### Material for this exercise ###
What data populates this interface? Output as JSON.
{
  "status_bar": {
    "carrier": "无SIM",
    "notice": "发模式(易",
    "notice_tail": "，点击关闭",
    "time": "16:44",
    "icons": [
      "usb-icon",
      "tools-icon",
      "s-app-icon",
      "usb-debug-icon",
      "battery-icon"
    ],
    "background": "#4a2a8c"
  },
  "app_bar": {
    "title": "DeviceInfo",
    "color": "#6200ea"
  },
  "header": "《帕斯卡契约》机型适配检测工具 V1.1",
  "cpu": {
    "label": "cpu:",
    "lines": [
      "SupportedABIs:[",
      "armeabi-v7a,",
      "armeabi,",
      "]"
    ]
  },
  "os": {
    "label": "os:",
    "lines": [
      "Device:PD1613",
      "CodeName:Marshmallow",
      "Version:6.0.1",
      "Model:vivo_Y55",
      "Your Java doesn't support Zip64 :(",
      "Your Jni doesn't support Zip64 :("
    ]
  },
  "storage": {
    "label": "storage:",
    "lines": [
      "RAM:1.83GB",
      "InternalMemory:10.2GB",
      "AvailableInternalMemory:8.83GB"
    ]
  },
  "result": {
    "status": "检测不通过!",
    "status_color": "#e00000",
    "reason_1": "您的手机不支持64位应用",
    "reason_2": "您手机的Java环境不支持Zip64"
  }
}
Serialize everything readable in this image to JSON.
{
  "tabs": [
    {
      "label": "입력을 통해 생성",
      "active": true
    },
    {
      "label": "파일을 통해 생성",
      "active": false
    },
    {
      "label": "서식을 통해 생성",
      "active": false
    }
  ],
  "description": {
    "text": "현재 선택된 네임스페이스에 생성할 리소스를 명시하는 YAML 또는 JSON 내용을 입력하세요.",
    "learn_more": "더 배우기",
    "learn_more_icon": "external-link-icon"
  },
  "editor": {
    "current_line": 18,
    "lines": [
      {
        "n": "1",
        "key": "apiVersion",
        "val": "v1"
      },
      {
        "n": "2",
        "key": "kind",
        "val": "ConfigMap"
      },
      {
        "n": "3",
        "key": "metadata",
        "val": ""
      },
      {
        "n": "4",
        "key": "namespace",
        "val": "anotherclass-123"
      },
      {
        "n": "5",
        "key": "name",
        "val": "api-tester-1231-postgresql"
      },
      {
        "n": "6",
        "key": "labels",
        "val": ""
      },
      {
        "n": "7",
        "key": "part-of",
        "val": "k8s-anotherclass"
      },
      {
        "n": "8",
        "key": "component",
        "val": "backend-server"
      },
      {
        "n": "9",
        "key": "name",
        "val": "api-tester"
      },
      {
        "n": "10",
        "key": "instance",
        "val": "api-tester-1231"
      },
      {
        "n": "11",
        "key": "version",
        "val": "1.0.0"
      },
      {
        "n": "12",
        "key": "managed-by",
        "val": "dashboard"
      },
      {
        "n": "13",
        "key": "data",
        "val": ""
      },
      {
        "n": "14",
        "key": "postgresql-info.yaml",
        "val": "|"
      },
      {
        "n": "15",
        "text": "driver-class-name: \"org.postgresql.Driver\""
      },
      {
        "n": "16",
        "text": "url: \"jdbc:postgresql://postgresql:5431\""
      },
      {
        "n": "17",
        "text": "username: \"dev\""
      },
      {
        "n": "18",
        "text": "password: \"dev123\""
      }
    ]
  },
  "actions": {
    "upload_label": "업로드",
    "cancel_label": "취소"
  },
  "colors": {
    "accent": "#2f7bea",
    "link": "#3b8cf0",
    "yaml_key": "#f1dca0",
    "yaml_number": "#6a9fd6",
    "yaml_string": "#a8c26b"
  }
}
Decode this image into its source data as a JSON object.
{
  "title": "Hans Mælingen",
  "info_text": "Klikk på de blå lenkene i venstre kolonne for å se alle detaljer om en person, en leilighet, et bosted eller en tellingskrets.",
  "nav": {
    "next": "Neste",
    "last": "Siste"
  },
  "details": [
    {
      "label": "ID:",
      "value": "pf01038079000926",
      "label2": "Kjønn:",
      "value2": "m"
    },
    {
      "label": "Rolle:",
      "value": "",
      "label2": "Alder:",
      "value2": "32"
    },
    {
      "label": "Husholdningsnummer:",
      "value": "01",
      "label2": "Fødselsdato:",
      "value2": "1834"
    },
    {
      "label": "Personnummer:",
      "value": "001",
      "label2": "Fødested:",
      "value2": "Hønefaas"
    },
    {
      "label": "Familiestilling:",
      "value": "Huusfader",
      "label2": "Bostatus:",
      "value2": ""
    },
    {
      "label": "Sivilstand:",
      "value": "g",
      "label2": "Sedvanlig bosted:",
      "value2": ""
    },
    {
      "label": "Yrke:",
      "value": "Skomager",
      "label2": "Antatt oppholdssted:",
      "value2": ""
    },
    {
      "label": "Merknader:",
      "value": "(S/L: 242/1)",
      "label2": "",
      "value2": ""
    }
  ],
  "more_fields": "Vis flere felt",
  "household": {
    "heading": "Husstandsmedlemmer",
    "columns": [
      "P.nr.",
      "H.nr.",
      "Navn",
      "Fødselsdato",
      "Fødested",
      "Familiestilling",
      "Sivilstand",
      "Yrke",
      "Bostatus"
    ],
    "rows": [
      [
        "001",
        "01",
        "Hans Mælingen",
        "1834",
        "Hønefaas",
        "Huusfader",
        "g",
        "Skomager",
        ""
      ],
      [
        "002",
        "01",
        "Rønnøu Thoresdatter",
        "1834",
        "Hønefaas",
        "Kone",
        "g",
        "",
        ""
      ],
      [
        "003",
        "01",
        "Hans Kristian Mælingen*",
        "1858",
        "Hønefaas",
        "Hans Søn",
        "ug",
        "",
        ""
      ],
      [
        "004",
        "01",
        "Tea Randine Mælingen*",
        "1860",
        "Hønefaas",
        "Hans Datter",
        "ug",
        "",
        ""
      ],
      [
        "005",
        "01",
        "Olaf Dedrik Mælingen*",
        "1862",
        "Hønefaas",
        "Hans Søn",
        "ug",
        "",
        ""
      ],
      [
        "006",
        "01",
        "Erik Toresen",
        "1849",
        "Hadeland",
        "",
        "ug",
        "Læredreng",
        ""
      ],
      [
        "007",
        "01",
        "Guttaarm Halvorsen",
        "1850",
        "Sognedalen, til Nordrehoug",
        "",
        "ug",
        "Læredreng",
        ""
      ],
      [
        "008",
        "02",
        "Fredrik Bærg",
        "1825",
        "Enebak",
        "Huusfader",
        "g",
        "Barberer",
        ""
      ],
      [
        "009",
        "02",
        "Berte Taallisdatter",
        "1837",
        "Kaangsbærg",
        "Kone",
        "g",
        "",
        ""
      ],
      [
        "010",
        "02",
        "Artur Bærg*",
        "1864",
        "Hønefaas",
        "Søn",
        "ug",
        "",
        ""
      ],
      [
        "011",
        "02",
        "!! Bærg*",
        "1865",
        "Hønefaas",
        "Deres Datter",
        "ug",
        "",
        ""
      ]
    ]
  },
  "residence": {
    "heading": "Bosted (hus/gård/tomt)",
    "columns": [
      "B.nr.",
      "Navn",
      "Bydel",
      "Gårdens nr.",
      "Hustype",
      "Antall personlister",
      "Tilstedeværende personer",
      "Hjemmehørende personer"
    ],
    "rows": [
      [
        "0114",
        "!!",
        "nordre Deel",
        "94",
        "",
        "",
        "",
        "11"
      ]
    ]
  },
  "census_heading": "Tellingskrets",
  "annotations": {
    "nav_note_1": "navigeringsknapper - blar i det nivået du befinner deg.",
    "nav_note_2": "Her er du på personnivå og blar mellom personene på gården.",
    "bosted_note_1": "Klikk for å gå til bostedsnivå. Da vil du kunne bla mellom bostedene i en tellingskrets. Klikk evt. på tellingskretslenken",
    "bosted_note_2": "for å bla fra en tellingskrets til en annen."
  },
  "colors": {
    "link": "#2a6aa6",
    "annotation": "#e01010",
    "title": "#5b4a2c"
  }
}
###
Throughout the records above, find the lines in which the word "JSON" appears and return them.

What data populates this interface? Output as JSON.
Serialize everything readable in this image to JSON.
    "text": "현재 선택된 네임스페이스에 생성할 리소스를 명시하는 YAML 또는 JSON 내용을 입력하세요.",
Decode this image into its source data as a JSON object.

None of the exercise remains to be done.